# [WORK TO BE COMPLETED]
The lines wanted are those in the data below that include "content".

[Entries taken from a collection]
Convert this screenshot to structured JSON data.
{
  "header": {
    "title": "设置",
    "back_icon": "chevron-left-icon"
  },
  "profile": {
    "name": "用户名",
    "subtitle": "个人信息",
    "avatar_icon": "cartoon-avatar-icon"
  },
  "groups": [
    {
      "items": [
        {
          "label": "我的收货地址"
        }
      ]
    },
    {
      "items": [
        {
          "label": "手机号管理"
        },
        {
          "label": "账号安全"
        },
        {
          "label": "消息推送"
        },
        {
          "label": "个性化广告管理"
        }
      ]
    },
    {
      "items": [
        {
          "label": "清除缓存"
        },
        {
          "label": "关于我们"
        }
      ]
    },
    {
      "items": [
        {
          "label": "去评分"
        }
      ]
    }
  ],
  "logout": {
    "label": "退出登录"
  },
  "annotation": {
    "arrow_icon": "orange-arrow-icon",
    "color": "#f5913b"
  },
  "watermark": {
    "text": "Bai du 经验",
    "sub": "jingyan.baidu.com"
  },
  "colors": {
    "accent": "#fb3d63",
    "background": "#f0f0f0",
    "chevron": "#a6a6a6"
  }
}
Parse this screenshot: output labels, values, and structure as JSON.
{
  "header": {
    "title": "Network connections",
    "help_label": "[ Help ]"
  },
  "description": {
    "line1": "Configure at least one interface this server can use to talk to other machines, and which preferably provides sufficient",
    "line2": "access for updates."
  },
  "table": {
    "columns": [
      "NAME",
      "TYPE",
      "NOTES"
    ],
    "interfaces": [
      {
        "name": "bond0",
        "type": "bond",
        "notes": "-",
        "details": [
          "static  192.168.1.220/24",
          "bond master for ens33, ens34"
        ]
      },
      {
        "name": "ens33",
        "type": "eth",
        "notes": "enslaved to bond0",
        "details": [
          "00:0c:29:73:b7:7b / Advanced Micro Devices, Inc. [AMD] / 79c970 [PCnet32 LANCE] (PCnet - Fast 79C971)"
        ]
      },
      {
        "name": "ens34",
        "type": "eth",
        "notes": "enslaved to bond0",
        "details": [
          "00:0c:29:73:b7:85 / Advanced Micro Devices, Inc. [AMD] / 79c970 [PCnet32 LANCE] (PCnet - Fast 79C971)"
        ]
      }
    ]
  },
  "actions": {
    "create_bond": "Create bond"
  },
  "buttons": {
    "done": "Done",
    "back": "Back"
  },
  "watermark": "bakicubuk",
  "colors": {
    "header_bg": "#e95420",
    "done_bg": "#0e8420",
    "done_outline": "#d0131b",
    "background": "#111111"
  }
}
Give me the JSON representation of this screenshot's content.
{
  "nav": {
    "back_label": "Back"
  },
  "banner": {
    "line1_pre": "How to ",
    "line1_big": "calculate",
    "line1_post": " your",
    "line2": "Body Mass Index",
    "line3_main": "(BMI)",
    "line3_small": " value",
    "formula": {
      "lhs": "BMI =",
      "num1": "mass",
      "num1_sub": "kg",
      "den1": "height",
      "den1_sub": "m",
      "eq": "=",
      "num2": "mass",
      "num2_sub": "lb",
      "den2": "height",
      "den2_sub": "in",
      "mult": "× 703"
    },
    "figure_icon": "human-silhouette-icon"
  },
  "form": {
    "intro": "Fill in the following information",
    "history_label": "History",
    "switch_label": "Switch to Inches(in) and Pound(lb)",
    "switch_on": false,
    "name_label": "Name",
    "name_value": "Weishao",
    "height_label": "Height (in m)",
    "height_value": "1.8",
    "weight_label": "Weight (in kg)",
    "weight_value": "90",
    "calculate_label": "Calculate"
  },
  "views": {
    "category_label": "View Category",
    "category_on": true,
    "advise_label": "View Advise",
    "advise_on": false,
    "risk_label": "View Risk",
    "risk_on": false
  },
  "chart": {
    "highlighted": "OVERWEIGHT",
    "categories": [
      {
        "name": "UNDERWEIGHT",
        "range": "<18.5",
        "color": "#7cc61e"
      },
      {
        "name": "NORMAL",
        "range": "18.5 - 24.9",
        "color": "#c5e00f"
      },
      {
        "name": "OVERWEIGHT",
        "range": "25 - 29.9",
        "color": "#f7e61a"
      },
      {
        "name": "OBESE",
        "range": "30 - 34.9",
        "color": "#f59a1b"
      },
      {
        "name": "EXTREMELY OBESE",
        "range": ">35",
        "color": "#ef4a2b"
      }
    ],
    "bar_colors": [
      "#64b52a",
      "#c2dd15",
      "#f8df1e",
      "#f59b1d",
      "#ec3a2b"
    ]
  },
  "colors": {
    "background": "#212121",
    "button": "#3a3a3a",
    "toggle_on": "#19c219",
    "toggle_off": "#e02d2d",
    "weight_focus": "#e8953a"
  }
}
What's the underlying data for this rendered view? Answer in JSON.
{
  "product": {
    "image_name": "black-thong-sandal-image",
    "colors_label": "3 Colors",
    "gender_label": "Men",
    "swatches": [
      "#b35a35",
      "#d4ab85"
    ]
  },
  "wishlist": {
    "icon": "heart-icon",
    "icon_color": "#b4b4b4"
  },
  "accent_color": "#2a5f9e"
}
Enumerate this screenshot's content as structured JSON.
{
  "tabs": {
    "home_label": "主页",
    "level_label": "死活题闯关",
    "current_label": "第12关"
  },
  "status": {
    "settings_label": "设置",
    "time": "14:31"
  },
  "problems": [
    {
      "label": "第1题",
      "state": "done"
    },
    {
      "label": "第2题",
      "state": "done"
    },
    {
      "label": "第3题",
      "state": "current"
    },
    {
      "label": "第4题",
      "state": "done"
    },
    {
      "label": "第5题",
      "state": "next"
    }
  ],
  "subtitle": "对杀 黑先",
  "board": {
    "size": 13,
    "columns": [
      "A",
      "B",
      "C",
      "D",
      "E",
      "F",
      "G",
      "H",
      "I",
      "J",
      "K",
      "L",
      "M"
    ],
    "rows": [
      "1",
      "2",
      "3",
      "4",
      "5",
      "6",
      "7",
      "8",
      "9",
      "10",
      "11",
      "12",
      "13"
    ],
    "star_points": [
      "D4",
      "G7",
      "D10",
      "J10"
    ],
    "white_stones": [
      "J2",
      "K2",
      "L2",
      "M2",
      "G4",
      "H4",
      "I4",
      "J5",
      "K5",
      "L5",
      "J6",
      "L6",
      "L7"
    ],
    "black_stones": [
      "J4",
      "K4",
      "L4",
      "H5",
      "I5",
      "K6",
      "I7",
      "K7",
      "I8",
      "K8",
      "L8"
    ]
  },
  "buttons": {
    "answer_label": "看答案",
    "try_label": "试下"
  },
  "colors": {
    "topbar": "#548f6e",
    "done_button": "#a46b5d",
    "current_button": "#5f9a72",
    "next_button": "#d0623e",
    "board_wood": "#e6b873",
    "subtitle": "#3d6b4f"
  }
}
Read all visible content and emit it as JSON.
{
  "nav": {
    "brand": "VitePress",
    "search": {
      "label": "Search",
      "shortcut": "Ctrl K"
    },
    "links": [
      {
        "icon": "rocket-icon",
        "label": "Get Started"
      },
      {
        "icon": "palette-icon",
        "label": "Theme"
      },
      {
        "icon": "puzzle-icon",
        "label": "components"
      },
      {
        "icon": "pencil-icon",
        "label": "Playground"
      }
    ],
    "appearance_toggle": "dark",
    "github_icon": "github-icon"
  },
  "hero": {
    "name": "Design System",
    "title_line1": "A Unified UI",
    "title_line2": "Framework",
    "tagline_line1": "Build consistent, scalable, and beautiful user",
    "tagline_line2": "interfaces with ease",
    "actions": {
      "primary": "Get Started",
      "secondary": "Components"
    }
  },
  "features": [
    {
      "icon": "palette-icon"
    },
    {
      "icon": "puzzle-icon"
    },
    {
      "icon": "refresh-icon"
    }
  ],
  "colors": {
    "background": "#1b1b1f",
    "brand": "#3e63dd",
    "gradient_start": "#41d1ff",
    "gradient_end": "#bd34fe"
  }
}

# [OUTPUT FOR THIS EXERCISE]
Give me the JSON representation of this screenshot's content.
Enumerate this screenshot's content as structured JSON.
Read all visible content and emit it as JSON.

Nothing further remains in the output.